Copy, from the data below, every line that has "this" in it.

[Start of section]

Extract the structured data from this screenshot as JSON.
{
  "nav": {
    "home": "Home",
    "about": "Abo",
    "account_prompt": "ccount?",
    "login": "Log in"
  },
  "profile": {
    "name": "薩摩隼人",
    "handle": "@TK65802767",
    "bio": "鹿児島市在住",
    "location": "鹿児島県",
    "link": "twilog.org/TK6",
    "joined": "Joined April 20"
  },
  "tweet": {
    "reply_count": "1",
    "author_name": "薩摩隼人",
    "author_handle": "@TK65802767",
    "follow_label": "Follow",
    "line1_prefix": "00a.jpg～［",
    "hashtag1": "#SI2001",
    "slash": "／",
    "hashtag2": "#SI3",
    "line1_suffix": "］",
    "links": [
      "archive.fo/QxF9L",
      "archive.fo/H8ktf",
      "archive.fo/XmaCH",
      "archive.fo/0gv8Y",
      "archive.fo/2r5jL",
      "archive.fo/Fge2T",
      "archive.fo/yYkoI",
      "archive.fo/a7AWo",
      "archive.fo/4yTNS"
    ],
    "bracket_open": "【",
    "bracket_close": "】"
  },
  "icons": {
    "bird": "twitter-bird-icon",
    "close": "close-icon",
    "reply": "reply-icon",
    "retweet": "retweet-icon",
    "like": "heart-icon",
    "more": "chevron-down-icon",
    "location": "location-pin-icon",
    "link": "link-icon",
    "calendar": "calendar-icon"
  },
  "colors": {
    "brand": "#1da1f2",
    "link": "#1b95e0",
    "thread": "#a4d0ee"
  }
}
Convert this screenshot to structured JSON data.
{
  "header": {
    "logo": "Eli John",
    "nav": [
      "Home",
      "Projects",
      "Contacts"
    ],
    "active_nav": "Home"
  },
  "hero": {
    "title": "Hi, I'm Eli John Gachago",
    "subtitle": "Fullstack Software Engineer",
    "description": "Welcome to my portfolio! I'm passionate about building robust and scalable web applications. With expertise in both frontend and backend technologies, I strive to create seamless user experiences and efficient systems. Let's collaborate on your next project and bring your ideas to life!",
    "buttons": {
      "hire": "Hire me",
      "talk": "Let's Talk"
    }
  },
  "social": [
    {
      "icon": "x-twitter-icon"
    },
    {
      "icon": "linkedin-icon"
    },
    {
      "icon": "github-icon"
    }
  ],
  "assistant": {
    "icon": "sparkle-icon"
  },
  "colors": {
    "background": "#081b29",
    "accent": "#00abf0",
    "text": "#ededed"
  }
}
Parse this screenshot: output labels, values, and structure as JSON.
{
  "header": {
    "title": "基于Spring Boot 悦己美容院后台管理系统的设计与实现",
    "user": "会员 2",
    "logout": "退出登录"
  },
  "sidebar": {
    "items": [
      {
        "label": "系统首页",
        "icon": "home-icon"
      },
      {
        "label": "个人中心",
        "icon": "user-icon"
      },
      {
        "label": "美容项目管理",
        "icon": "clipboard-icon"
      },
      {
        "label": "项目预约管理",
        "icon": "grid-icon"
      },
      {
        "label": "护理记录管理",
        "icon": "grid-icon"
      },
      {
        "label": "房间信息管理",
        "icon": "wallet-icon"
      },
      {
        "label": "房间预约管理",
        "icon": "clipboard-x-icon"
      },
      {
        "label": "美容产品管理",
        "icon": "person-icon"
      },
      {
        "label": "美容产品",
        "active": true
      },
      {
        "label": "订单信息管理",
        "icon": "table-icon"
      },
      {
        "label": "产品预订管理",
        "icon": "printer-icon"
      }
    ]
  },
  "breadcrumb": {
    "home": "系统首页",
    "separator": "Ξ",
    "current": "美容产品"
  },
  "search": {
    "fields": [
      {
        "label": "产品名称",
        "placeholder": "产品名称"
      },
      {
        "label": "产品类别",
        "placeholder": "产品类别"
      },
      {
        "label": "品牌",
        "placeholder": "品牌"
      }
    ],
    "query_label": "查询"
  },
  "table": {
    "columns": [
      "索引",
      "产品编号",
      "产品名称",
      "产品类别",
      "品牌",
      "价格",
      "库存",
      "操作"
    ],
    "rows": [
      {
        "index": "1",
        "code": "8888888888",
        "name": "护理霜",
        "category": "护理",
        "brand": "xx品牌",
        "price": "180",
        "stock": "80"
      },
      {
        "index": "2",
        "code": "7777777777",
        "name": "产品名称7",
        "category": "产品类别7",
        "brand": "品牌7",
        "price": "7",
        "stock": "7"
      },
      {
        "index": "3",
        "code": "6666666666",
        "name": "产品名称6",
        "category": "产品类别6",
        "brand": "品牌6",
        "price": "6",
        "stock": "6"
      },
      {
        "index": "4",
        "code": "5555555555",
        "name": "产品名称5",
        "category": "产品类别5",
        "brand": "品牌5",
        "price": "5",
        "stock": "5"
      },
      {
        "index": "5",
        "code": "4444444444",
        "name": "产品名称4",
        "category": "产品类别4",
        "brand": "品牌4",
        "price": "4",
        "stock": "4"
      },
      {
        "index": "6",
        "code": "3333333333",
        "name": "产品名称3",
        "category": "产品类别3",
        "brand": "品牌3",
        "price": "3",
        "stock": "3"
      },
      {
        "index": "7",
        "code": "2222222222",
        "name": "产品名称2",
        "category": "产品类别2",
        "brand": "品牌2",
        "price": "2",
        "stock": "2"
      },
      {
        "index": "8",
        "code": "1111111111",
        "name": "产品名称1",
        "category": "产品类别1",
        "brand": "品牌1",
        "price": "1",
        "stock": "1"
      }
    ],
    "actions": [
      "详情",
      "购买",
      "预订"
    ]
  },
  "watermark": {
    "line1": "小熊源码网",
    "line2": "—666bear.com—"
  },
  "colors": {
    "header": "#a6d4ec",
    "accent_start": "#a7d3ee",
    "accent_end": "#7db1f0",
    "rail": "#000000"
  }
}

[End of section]

**Your response**
Extract the structured data from this screenshot as JSON.
Convert this screenshot to structured JSON data.
Parse this screenshot: output labels, values, and structure as JSON.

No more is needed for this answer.